» EXERCISE AIM
Give the entries again exactly, every one of them.

App and web page records:
==============================
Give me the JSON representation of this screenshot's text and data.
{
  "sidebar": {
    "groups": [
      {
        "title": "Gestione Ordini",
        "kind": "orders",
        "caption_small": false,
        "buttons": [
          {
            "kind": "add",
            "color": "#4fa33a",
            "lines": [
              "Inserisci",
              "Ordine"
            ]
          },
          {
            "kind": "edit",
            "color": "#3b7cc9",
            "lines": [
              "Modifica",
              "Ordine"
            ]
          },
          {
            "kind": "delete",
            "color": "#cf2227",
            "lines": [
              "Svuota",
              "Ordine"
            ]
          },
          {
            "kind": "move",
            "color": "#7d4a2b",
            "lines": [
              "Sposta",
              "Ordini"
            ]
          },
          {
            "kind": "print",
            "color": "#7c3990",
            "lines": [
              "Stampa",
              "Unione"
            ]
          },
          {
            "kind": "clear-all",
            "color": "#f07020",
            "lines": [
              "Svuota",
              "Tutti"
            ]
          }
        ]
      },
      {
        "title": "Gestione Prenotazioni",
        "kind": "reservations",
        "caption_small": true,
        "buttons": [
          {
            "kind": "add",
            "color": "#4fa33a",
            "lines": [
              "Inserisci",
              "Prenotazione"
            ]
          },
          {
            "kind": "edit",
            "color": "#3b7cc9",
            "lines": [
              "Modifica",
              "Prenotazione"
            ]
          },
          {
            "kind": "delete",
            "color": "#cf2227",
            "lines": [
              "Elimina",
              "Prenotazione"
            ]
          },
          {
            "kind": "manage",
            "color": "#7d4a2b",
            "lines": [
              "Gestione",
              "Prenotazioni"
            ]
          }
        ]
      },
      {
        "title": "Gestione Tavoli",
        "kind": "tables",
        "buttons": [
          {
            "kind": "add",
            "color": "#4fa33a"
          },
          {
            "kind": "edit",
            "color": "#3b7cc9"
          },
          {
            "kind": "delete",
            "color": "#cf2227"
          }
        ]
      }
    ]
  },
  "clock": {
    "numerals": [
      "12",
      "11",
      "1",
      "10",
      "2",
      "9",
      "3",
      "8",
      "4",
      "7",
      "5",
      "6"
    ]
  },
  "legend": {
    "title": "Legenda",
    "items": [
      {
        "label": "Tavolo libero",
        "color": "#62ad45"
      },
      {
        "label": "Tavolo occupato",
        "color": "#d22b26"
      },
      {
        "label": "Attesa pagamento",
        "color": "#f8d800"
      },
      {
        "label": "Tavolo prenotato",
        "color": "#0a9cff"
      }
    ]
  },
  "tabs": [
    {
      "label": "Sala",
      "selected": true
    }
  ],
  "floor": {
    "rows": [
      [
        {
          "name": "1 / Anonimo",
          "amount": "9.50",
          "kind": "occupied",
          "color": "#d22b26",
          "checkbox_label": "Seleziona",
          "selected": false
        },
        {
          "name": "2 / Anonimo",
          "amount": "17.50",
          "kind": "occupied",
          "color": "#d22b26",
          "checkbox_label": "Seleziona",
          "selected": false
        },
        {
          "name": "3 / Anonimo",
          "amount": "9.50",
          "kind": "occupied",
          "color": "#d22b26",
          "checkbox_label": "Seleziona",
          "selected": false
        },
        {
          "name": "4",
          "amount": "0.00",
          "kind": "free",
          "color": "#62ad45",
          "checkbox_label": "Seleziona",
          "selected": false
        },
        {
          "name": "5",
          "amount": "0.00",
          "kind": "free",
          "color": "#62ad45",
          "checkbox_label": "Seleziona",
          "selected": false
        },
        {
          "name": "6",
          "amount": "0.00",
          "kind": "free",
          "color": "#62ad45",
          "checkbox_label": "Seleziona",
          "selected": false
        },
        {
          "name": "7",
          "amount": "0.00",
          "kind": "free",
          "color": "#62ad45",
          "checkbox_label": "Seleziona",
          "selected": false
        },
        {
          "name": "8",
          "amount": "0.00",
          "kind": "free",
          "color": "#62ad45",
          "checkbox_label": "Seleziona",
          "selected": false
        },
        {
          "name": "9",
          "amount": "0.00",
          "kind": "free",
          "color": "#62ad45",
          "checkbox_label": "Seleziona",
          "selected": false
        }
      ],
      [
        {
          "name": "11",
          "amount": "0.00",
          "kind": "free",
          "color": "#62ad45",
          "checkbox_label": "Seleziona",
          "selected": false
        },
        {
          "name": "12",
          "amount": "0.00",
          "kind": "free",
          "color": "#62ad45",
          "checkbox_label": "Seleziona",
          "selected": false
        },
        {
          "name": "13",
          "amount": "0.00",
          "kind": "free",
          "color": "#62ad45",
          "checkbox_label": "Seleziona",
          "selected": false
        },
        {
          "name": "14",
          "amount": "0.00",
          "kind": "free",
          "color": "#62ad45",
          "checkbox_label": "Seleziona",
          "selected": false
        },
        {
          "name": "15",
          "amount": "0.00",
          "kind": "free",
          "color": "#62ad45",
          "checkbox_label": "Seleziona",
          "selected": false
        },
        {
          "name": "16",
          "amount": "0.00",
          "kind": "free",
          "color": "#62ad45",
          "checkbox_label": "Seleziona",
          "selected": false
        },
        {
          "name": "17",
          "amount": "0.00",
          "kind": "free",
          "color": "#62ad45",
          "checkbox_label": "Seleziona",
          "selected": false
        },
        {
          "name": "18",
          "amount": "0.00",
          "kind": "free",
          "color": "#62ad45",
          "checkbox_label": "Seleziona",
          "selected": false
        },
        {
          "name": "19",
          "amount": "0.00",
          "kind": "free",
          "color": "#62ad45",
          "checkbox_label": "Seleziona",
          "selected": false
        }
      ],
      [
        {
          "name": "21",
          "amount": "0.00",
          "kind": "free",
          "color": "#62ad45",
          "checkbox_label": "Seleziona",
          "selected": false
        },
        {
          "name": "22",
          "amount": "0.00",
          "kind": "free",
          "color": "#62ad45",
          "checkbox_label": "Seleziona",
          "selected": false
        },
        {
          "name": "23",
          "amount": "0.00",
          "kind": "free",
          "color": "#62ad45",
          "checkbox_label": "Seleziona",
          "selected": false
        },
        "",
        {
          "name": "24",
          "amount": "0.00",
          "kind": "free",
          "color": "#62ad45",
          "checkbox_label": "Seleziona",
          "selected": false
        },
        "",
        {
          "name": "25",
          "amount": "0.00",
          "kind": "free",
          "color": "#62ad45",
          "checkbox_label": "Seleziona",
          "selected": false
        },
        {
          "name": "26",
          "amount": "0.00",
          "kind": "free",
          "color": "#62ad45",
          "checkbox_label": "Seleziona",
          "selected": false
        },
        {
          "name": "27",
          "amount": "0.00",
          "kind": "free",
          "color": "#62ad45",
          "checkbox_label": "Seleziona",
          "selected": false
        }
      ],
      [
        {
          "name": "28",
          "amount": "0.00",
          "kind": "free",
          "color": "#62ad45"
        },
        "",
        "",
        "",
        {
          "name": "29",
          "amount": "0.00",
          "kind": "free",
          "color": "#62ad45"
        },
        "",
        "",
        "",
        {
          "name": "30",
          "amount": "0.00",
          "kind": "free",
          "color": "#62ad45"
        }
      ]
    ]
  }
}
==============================
» SOLUTION
Give me the JSON representation of this screenshot's text and data.
{
  "sidebar": {
    "groups": [
      {
        "title": "Gestione Ordini",
        "kind": "orders",
        "caption_small": false,
        "buttons": [
          {
            "kind": "add",
            "color": "#4fa33a",
            "lines": [
              "Inserisci",
              "Ordine"
            ]
          },
          {
            "kind": "edit",
            "color": "#3b7cc9",
            "lines": [
              "Modifica",
              "Ordine"
            ]
          },
          {
            "kind": "delete",
            "color": "#cf2227",
            "lines": [
              "Svuota",
              "Ordine"
            ]
          },
          {
            "kind": "move",
            "color": "#7d4a2b",
            "lines": [
              "Sposta",
              "Ordini"
            ]
          },
          {
            "kind": "print",
            "color": "#7c3990",
            "lines": [
              "Stampa",
              "Unione"
            ]
          },
          {
            "kind": "clear-all",
            "color": "#f07020",
            "lines": [
              "Svuota",
              "Tutti"
            ]
          }
        ]
      },
      {
        "title": "Gestione Prenotazioni",
        "kind": "reservations",
        "caption_small": true,
        "buttons": [
          {
            "kind": "add",
            "color": "#4fa33a",
            "lines": [
              "Inserisci",
              "Prenotazione"
            ]
          },
          {
            "kind": "edit",
            "color": "#3b7cc9",
            "lines": [
              "Modifica",
              "Prenotazione"
            ]
          },
          {
            "kind": "delete",
            "color": "#cf2227",
            "lines": [
              "Elimina",
              "Prenotazione"
            ]
          },
          {
            "kind": "manage",
            "color": "#7d4a2b",
            "lines": [
              "Gestione",
              "Prenotazioni"
            ]
          }
        ]
      },
      {
        "title": "Gestione Tavoli",
        "kind": "tables",
        "buttons": [
          {
            "kind": "add",
            "color": "#4fa33a"
          },
          {
            "kind": "edit",
            "color": "#3b7cc9"
          },
          {
            "kind": "delete",
            "color": "#cf2227"
          }
        ]
      }
    ]
  },
  "clock": {
    "numerals": [
      "12",
      "11",
      "1",
      "10",
      "2",
      "9",
      "3",
      "8",
      "4",
      "7",
      "5",
      "6"
    ]
  },
  "legend": {
    "title": "Legenda",
    "items": [
      {
        "label": "Tavolo libero",
        "color": "#62ad45"
      },
      {
        "label": "Tavolo occupato",
        "color": "#d22b26"
      },
      {
        "label": "Attesa pagamento",
        "color": "#f8d800"
      },
      {
        "label": "Tavolo prenotato",
        "color": "#0a9cff"
      }
    ]
  },
  "tabs": [
    {
      "label": "Sala",
      "selected": true
    }
  ],
  "floor": {
    "rows": [
      [
        {
          "name": "1 / Anonimo",
          "amount": "9.50",
          "kind": "occupied",
          "color": "#d22b26",
          "checkbox_label": "Seleziona",
          "selected": false
        },
        {
          "name": "2 / Anonimo",
          "amount": "17.50",
          "kind": "occupied",
          "color": "#d22b26",
          "checkbox_label": "Seleziona",
          "selected": false
        },
        {
          "name": "3 / Anonimo",
          "amount": "9.50",
          "kind": "occupied",
          "color": "#d22b26",
          "checkbox_label": "Seleziona",
          "selected": false
        },
        {
          "name": "4",
          "amount": "0.00",
          "kind": "free",
          "color": "#62ad45",
          "checkbox_label": "Seleziona",
          "selected": false
        },
        {
          "name": "5",
          "amount": "0.00",
          "kind": "free",
          "color": "#62ad45",
          "checkbox_label": "Seleziona",
          "selected": false
        },
        {
          "name": "6",
          "amount": "0.00",
          "kind": "free",
          "color": "#62ad45",
          "checkbox_label": "Seleziona",
          "selected": false
        },
        {
          "name": "7",
          "amount": "0.00",
          "kind": "free",
          "color": "#62ad45",
          "checkbox_label": "Seleziona",
          "selected": false
        },
        {
          "name": "8",
          "amount": "0.00",
          "kind": "free",
          "color": "#62ad45",
          "checkbox_label": "Seleziona",
          "selected": false
        },
        {
          "name": "9",
          "amount": "0.00",
          "kind": "free",
          "color": "#62ad45",
          "checkbox_label": "Seleziona",
          "selected": false
        }
      ],
      [
        {
          "name": "11",
          "amount": "0.00",
          "kind": "free",
          "color": "#62ad45",
          "checkbox_label": "Seleziona",
          "selected": false
        },
        {
          "name": "12",
          "amount": "0.00",
          "kind": "free",
          "color": "#62ad45",
          "checkbox_label": "Seleziona",
          "selected": false
        },
        {
          "name": "13",
          "amount": "0.00",
          "kind": "free",
          "color": "#62ad45",
          "checkbox_label": "Seleziona",
          "selected": false
        },
        {
          "name": "14",
          "amount": "0.00",
          "kind": "free",
          "color": "#62ad45",
          "checkbox_label": "Seleziona",
          "selected": false
        },
        {
          "name": "15",
          "amount": "0.00",
          "kind": "free",
          "color": "#62ad45",
          "checkbox_label": "Seleziona",
          "selected": false
        },
        {
          "name": "16",
          "amount": "0.00",
          "kind": "free",
          "color": "#62ad45",
          "checkbox_label": "Seleziona",
          "selected": false
        },
        {
          "name": "17",
          "amount": "0.00",
          "kind": "free",
          "color": "#62ad45",
          "checkbox_label": "Seleziona",
          "selected": false
        },
        {
          "name": "18",
          "amount": "0.00",
          "kind": "free",
          "color": "#62ad45",
          "checkbox_label": "Seleziona",
          "selected": false
        },
        {
          "name": "19",
          "amount": "0.00",
          "kind": "free",
          "color": "#62ad45",
          "checkbox_label": "Seleziona",
          "selected": false
        }
      ],
      [
        {
          "name": "21",
          "amount": "0.00",
          "kind": "free",
          "color": "#62ad45",
          "checkbox_label": "Seleziona",
          "selected": false
        },
        {
          "name": "22",
          "amount": "0.00",
          "kind": "free",
          "color": "#62ad45",
          "checkbox_label": "Seleziona",
          "selected": false
        },
        {
          "name": "23",
          "amount": "0.00",
          "kind": "free",
          "color": "#62ad45",
          "checkbox_label": "Seleziona",
          "selected": false
        },
        "",
        {
          "name": "24",
          "amount": "0.00",
          "kind": "free",
          "color": "#62ad45",
          "checkbox_label": "Seleziona",
          "selected": false
        },
        "",
        {
          "name": "25",
          "amount": "0.00",
          "kind": "free",
          "color": "#62ad45",
          "checkbox_label": "Seleziona",
          "selected": false
        },
        {
          "name": "26",
          "amount": "0.00",
          "kind": "free",
          "color": "#62ad45",
          "checkbox_label": "Seleziona",
          "selected": false
        },
        {
          "name": "27",
          "amount": "0.00",
          "kind": "free",
          "color": "#62ad45",
          "checkbox_label": "Seleziona",
          "selected": false
        }
      ],
      [
        {
          "name": "28",
          "amount": "0.00",
          "kind": "free",
          "color": "#62ad45"
        },
        "",
        "",
        "",
        {
          "name": "29",
          "amount": "0.00",
          "kind": "free",
          "color": "#62ad45"
        },
        "",
        "",
        "",
        {
          "name": "30",
          "amount": "0.00",
          "kind": "free",
          "color": "#62ad45"
        }
      ]
    ]
  }
}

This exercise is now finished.